Imagine a future where vehicles can 'talk' in real time! Researchers are working on an intelligent transportation system where vehicles communicate with each other, warning about traffic delays, allowing a single driver to control multiple vehicles and routing vehicles around hazardous road conditions.
They have already developed a model to improve the clarity of the vehicle-to-vehicle (V2V) transmissions needed to make that concept a reality.
"The model helps us understand how the V2V signals are distorted. And understanding how the signal may be distorted allows you to design a signal that is less likely to become distorted in the first place," said Dr Dan Stancil, head of North Carolina State University's department of electrical and computer engineering and co-author of a paper on the work.
"One advantage of this sort of direct communication between vehicles is that it has very little time delay, and could warn you to apply the brakes in response to an event only hundreds of yards away," added Stancil.
V2V communication relies on transmitting data via radio frequencies in a specific band.

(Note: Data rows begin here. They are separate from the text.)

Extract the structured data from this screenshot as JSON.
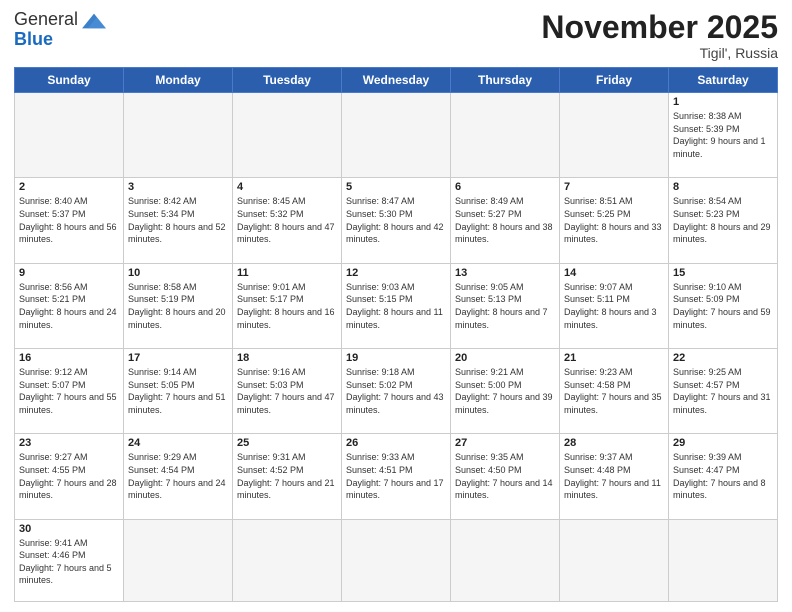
{
  "header": {
    "logo_general": "General",
    "logo_blue": "Blue",
    "month_title": "November 2025",
    "location": "Tigil', Russia"
  },
  "weekdays": [
    "Sunday",
    "Monday",
    "Tuesday",
    "Wednesday",
    "Thursday",
    "Friday",
    "Saturday"
  ],
  "days": {
    "1": {
      "sunrise": "Sunrise: 8:38 AM",
      "sunset": "Sunset: 5:39 PM",
      "daylight": "Daylight: 9 hours and 1 minute."
    },
    "2": {
      "sunrise": "Sunrise: 8:40 AM",
      "sunset": "Sunset: 5:37 PM",
      "daylight": "Daylight: 8 hours and 56 minutes."
    },
    "3": {
      "sunrise": "Sunrise: 8:42 AM",
      "sunset": "Sunset: 5:34 PM",
      "daylight": "Daylight: 8 hours and 52 minutes."
    },
    "4": {
      "sunrise": "Sunrise: 8:45 AM",
      "sunset": "Sunset: 5:32 PM",
      "daylight": "Daylight: 8 hours and 47 minutes."
    },
    "5": {
      "sunrise": "Sunrise: 8:47 AM",
      "sunset": "Sunset: 5:30 PM",
      "daylight": "Daylight: 8 hours and 42 minutes."
    },
    "6": {
      "sunrise": "Sunrise: 8:49 AM",
      "sunset": "Sunset: 5:27 PM",
      "daylight": "Daylight: 8 hours and 38 minutes."
    },
    "7": {
      "sunrise": "Sunrise: 8:51 AM",
      "sunset": "Sunset: 5:25 PM",
      "daylight": "Daylight: 8 hours and 33 minutes."
    },
    "8": {
      "sunrise": "Sunrise: 8:54 AM",
      "sunset": "Sunset: 5:23 PM",
      "daylight": "Daylight: 8 hours and 29 minutes."
    },
    "9": {
      "sunrise": "Sunrise: 8:56 AM",
      "sunset": "Sunset: 5:21 PM",
      "daylight": "Daylight: 8 hours and 24 minutes."
    },
    "10": {
      "sunrise": "Sunrise: 8:58 AM",
      "sunset": "Sunset: 5:19 PM",
      "daylight": "Daylight: 8 hours and 20 minutes."
    },
    "11": {
      "sunrise": "Sunrise: 9:01 AM",
      "sunset": "Sunset: 5:17 PM",
      "daylight": "Daylight: 8 hours and 16 minutes."
    },
    "12": {
      "sunrise": "Sunrise: 9:03 AM",
      "sunset": "Sunset: 5:15 PM",
      "daylight": "Daylight: 8 hours and 11 minutes."
    },
    "13": {
      "sunrise": "Sunrise: 9:05 AM",
      "sunset": "Sunset: 5:13 PM",
      "daylight": "Daylight: 8 hours and 7 minutes."
    },
    "14": {
      "sunrise": "Sunrise: 9:07 AM",
      "sunset": "Sunset: 5:11 PM",
      "daylight": "Daylight: 8 hours and 3 minutes."
    },
    "15": {
      "sunrise": "Sunrise: 9:10 AM",
      "sunset": "Sunset: 5:09 PM",
      "daylight": "Daylight: 7 hours and 59 minutes."
    },
    "16": {
      "sunrise": "Sunrise: 9:12 AM",
      "sunset": "Sunset: 5:07 PM",
      "daylight": "Daylight: 7 hours and 55 minutes."
    },
    "17": {
      "sunrise": "Sunrise: 9:14 AM",
      "sunset": "Sunset: 5:05 PM",
      "daylight": "Daylight: 7 hours and 51 minutes."
    },
    "18": {
      "sunrise": "Sunrise: 9:16 AM",
      "sunset": "Sunset: 5:03 PM",
      "daylight": "Daylight: 7 hours and 47 minutes."
    },
    "19": {
      "sunrise": "Sunrise: 9:18 AM",
      "sunset": "Sunset: 5:02 PM",
      "daylight": "Daylight: 7 hours and 43 minutes."
    },
    "20": {
      "sunrise": "Sunrise: 9:21 AM",
      "sunset": "Sunset: 5:00 PM",
      "daylight": "Daylight: 7 hours and 39 minutes."
    },
    "21": {
      "sunrise": "Sunrise: 9:23 AM",
      "sunset": "Sunset: 4:58 PM",
      "daylight": "Daylight: 7 hours and 35 minutes."
    },
    "22": {
      "sunrise": "Sunrise: 9:25 AM",
      "sunset": "Sunset: 4:57 PM",
      "daylight": "Daylight: 7 hours and 31 minutes."
    },
    "23": {
      "sunrise": "Sunrise: 9:27 AM",
      "sunset": "Sunset: 4:55 PM",
      "daylight": "Daylight: 7 hours and 28 minutes."
    },
    "24": {
      "sunrise": "Sunrise: 9:29 AM",
      "sunset": "Sunset: 4:54 PM",
      "daylight": "Daylight: 7 hours and 24 minutes."
    },
    "25": {
      "sunrise": "Sunrise: 9:31 AM",
      "sunset": "Sunset: 4:52 PM",
      "daylight": "Daylight: 7 hours and 21 minutes."
    },
    "26": {
      "sunrise": "Sunrise: 9:33 AM",
      "sunset": "Sunset: 4:51 PM",
      "daylight": "Daylight: 7 hours and 17 minutes."
    },
    "27": {
      "sunrise": "Sunrise: 9:35 AM",
      "sunset": "Sunset: 4:50 PM",
      "daylight": "Daylight: 7 hours and 14 minutes."
    },
    "28": {
      "sunrise": "Sunrise: 9:37 AM",
      "sunset": "Sunset: 4:48 PM",
      "daylight": "Daylight: 7 hours and 11 minutes."
    },
    "29": {
      "sunrise": "Sunrise: 9:39 AM",
      "sunset": "Sunset: 4:47 PM",
      "daylight": "Daylight: 7 hours and 8 minutes."
    },
    "30": {
      "sunrise": "Sunrise: 9:41 AM",
      "sunset": "Sunset: 4:46 PM",
      "daylight": "Daylight: 7 hours and 5 minutes."
    }
  }
}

But the transmission is complicated by the fact that both the transmitter and the receiver are in motion and by the reflected radio waves, or radio echoes, that bounce off of passing objects. These variables can distort the signal, causing errors in the data.

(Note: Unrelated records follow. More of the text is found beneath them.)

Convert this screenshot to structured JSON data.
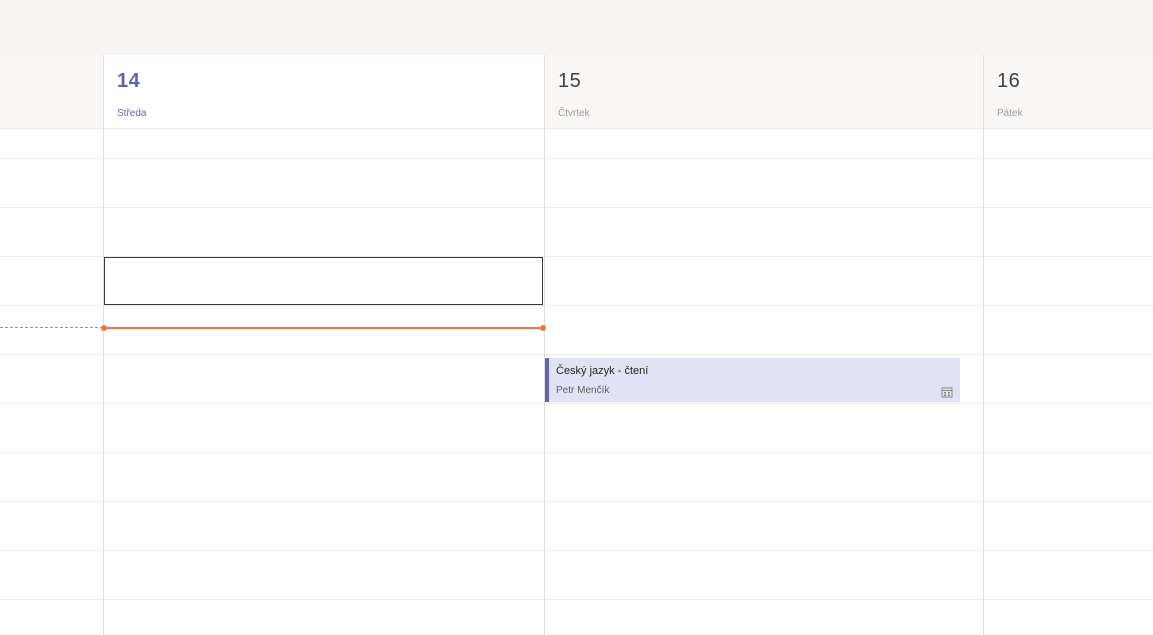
{
  "calendar": {
    "days": [
      {
        "number": "14",
        "name": "Středa",
        "today": true
      },
      {
        "number": "15",
        "name": "Čtvrtek",
        "today": false
      },
      {
        "number": "16",
        "name": "Pátek",
        "today": false
      }
    ],
    "events": [
      {
        "title": "Český jazyk - čtení",
        "organizer": "Petr Menčík",
        "icon": "calendar-icon"
      }
    ]
  },
  "colors": {
    "accent": "#6264a7",
    "now_indicator": "#e97548",
    "event_bg": "#e2e2f6"
  }
}
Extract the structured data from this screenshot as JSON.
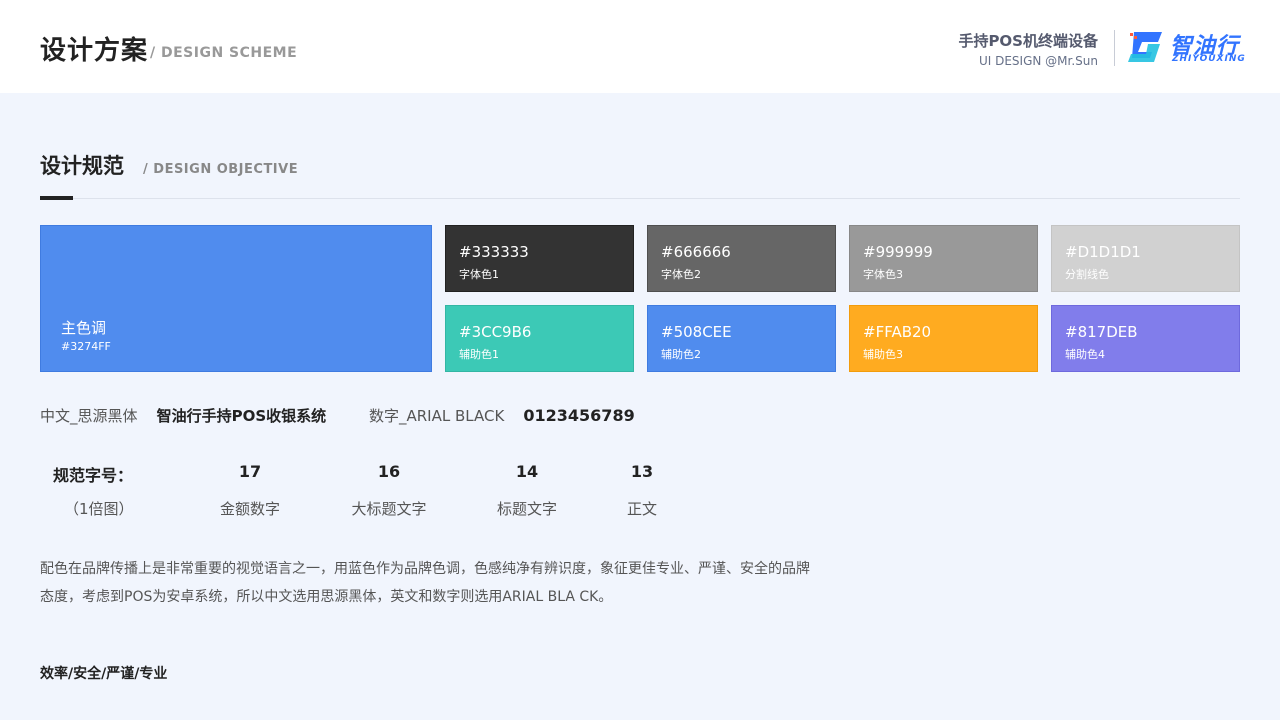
{
  "header": {
    "title": "设计方案",
    "subtitle": "/ DESIGN  SCHEME",
    "project_title": "手持POS机终端设备",
    "credit": "UI DESIGN @Mr.Sun",
    "logo_text": "智油行",
    "logo_sub": "ZHIYOUXING",
    "logo_icon": "zhiyouxing-logo-icon"
  },
  "section": {
    "title": "设计规范",
    "subtitle": "/ DESIGN  OBJECTIVE"
  },
  "primary_color": {
    "name": "主色调",
    "hex": "#3274FF",
    "display_color": "#508CEE"
  },
  "swatches": [
    {
      "hex": "#333333",
      "name": "字体色1",
      "color": "#333333"
    },
    {
      "hex": "#666666",
      "name": "字体色2",
      "color": "#666666"
    },
    {
      "hex": "#999999",
      "name": "字体色3",
      "color": "#999999"
    },
    {
      "hex": "#D1D1D1",
      "name": "分割线色",
      "color": "#D1D1D1"
    },
    {
      "hex": "#3CC9B6",
      "name": "辅助色1",
      "color": "#3CC9B6"
    },
    {
      "hex": "#508CEE",
      "name": "辅助色2",
      "color": "#508CEE"
    },
    {
      "hex": "#FFAB20",
      "name": "辅助色3",
      "color": "#FFAB20"
    },
    {
      "hex": "#817DEB",
      "name": "辅助色4",
      "color": "#817DEB"
    }
  ],
  "fonts": {
    "cn_label": "中文_思源黑体",
    "cn_sample": "智油行手持POS收银系统",
    "num_label": "数字_ARIAL  BLACK",
    "num_sample": "0123456789"
  },
  "sizes": {
    "label": "规范字号：",
    "sublabel": "（1倍图）",
    "items": [
      {
        "size": "17",
        "desc": "金额数字"
      },
      {
        "size": "16",
        "desc": "大标题文字"
      },
      {
        "size": "14",
        "desc": "标题文字"
      },
      {
        "size": "13",
        "desc": "正文"
      }
    ]
  },
  "paragraph": {
    "line1": "配色在品牌传播上是非常重要的视觉语言之一，用蓝色作为品牌色调，色感纯净有辨识度，象征更佳专业、严谨、安全的品牌",
    "line2": "态度，考虑到POS为安卓系统，所以中文选用思源黑体，英文和数字则选用ARIAL BLA CK。"
  },
  "keywords": "效率/安全/严谨/专业"
}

The new model accounts for the motion of the transmitter and receiver, but previous models have done that as well.
The researchers recognised that most roads are lined with objects that run parallel to the road itself, such as trees, gas stations or parked cars. This means the objects that can reflect radio waves are not uniformly distributed in all directions.
By accounting for this parallel distribution of objects, the researchers were able to create a model that more accurately describes how radio signals will be affected by their surroundings.

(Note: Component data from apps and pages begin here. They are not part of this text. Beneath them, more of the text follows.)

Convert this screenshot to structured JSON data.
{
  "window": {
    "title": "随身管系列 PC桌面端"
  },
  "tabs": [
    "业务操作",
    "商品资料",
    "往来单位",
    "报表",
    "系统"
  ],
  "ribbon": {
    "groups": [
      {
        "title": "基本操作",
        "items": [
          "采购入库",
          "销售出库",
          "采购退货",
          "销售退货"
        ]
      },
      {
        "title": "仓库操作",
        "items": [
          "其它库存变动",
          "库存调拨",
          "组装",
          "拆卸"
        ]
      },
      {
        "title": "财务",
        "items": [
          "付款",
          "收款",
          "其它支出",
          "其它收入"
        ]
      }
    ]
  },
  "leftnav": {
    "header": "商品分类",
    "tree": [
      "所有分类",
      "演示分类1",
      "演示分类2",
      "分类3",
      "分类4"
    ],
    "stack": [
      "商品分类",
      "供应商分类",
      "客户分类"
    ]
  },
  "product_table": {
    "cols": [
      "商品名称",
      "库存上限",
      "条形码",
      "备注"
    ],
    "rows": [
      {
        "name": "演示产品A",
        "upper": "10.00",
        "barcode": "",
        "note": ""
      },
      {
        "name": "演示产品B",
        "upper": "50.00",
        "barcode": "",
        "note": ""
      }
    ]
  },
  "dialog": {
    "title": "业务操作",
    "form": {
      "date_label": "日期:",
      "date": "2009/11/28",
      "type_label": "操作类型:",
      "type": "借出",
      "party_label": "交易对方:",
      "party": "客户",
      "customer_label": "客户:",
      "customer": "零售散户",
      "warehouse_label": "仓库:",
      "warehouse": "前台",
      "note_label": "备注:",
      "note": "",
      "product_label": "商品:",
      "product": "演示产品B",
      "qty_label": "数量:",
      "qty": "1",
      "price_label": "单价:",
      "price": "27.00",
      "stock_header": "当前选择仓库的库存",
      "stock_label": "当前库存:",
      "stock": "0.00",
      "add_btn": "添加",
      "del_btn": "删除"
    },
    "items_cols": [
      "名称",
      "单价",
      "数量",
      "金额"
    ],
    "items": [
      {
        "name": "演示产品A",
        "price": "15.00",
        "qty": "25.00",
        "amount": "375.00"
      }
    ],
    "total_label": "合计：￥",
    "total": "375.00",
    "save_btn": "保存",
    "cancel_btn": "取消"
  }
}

That information can be used to adjust the transmission signal to improve the clarity of the data transmission. In addition, the model is relatively simple to calculate and does not require a powerful computer.
"We want to continue fine-tuning the model, but the next step is to incorporate this information into V2V technology to improve the reliability of V2V signals," Stancil said.